In Ontario, where half of the country’s nearly two million retail sector workers are employed, women workers earn 74 cents compared to every dollar earned by their male counterparts, says the report entitled The Gender Wage Gap in Ontario’s Retail Sector: Devaluing Women’s Work and Women Workers.
“This is not about a few bad apples: there is a widespread devaluing of women workers across the sector,” Kendra Coulter, Associate Professor at Brock University’s Centre for Labour Studies and lead author said in a release.
According to the report, which was helped along by a grant from the Ontario Pay Equity Commission, 65 per cent of retail workers making $12 or less an hour are women. Male cashiers 55 or older earn 32 per cent more than their female counterparts and 59 per cent of male salespeople are employed full-time compared with just 38 per cent of female salespeople.
Male managers in retail, food and accommodation earned $30.79 versus $25.06 earned by women and amongst salespeople and clerks, men were paid an average of $15.51 an hour compared to women at $13.10 and cashiers.

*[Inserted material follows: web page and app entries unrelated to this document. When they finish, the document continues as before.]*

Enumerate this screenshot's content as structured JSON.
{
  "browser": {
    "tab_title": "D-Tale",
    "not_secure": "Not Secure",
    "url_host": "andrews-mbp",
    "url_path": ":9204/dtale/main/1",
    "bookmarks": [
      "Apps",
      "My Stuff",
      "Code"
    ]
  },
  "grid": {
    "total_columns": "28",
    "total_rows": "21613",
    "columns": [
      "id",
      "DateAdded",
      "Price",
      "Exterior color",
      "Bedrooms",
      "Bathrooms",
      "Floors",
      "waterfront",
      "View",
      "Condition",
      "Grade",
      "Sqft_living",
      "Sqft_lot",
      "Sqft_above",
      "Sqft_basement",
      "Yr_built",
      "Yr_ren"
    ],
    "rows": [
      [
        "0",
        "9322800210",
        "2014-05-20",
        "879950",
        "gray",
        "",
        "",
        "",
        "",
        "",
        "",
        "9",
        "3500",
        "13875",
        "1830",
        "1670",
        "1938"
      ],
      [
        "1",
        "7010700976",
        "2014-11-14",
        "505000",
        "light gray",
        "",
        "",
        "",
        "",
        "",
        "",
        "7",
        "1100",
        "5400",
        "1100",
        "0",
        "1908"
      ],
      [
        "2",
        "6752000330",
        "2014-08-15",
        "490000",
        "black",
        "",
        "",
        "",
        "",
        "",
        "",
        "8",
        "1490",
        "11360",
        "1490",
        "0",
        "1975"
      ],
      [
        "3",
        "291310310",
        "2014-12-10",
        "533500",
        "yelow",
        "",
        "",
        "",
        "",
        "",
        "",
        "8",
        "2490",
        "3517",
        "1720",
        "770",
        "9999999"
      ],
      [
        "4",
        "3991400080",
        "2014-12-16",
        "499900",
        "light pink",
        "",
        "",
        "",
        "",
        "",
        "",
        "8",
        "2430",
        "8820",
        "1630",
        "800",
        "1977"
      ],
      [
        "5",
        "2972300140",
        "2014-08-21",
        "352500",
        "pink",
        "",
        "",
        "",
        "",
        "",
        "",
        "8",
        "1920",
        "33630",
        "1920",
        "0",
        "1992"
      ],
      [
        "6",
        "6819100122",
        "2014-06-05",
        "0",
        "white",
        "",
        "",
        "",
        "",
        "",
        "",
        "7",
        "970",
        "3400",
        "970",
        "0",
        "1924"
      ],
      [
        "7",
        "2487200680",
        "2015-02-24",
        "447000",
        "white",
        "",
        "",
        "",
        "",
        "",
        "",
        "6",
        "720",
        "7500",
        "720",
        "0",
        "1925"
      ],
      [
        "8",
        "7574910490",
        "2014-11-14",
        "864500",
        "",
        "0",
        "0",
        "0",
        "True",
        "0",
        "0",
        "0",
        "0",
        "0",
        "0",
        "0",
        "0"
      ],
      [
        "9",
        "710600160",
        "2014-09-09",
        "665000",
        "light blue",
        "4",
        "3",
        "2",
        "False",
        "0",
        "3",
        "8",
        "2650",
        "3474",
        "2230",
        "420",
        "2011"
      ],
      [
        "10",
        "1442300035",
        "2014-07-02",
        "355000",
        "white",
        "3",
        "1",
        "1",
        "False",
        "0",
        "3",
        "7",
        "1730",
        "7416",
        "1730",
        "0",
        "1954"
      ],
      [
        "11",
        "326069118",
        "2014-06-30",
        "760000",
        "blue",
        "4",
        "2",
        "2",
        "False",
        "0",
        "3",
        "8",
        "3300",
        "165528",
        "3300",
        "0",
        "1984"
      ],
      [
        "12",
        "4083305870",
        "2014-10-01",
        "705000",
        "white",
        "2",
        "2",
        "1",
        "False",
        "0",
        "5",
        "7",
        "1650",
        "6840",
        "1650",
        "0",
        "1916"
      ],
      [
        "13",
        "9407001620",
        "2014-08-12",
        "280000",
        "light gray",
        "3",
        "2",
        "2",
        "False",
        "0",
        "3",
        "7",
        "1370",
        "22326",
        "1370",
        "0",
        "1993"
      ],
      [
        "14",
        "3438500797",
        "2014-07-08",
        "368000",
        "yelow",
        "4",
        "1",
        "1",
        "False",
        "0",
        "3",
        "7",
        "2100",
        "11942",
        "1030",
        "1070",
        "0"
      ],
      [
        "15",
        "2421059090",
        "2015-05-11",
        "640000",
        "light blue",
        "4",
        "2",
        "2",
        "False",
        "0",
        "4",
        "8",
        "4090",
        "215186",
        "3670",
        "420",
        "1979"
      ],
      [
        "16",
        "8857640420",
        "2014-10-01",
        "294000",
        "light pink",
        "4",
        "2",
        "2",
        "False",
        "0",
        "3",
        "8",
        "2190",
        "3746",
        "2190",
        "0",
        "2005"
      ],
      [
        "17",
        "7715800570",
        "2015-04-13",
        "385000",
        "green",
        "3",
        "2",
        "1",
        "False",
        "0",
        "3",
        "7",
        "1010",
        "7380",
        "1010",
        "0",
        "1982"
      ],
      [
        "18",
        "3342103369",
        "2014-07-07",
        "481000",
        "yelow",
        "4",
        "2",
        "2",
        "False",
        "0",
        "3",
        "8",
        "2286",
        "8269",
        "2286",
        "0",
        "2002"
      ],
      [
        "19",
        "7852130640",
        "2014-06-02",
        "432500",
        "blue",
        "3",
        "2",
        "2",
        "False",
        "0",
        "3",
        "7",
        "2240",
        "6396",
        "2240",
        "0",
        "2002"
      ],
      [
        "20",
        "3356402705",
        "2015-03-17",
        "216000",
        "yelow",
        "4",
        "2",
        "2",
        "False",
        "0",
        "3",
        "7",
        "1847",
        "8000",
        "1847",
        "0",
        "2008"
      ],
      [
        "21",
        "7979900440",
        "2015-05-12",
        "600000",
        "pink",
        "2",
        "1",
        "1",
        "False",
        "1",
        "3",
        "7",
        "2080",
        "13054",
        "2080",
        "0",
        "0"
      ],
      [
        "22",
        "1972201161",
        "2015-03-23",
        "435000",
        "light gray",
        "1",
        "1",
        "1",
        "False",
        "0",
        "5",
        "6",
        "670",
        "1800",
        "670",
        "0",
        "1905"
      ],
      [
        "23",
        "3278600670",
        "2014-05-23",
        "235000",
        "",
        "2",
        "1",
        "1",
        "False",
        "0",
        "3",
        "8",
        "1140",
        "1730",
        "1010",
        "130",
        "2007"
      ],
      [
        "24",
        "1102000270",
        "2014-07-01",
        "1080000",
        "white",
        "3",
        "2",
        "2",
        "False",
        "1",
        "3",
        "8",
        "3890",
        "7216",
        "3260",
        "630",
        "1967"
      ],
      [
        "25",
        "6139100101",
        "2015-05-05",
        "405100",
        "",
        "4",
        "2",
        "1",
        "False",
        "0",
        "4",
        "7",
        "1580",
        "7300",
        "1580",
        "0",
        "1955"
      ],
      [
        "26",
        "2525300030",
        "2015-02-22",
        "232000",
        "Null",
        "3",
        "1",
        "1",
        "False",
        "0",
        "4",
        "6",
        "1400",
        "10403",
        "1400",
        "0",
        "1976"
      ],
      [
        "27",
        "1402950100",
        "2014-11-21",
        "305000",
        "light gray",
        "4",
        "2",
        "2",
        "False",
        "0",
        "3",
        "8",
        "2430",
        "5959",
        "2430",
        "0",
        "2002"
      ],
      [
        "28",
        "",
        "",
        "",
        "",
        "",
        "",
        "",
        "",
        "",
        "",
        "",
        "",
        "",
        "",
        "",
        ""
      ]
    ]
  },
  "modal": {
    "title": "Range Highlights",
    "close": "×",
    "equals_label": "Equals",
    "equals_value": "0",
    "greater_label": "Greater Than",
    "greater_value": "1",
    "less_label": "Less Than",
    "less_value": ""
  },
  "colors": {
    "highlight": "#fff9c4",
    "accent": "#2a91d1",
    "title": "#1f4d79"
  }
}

Sarah Kaplan, professor of strategic management at the University of Toronto’s Rotman School of Business, says the findings are troubling.
“Retail is of course incredibly important, being nearly 16 per cent of the economy in Canada,” says Kaplan. “I think what we’re seeing in the retail sector is a mirror of what we’re seeing more broadly in the economy.”
A report entitled Making Women Count released by Oxfam Canada and the Canadian Centre for Policy Alternatives in March, found the gap has widened since the global recession, with women earning on average 74.4 per cent of what men earned in 2009, 73.6 per cent in 2010 and 72 per cent in 2011 where it has more or less remained.
But choosing to look at retail specifically, a sector with low rates of unionization, can hammer out some of the specific dynamics influencing the wage gap.
The first, says Kaplan, is the study’s finding that men are more likely to be hired for full-time jobs in the sector.
“I don’t think anyone in any way is trying to do something discriminatory but we have these implicit biases and it leads managers to slot more men into full-time jobs,” notes Kaplan.
Another dynamic she points to is women are put in the lower paying jobs within the store, for instance given the role as a cashier rather than in a specialized section of a department store like the sports area or the auto shop.
“I think a third dynamic has to do with promotion opportunities in general, it seems men are given more opportunities to get promoted or are more likely to ask for promotions,” she says. “There’s a lot of rhetoric surrounding ‘well, women should ask more’ but unfortunately in our society when women do ask and do negotiate, their requests and negotiations are viewed much more negatively.”
While she admits educating employees about those unconscious or implicit biases through training is a step in the right direction, Kaplan champions overhauling the internal structure and incentives in the organization to ensure women candidates have been actively and thoroughly considered for roles.
“Part of the wage gap has to do with the fact that women don’t get into these leadership roles so they don’t get the higher wages that come with that,” she says.
Big data can also be useful, says the management expert, pointing to Facebook and Microsoft, which have recently announced they had “closed the wage gap.”
“This is a perfect use of big data inside an organization – do a study and examine what are the wage disparities and if there are any within the organization, then you simply go about equalizing them,” she says. “Don’t tolerate wage differentials.”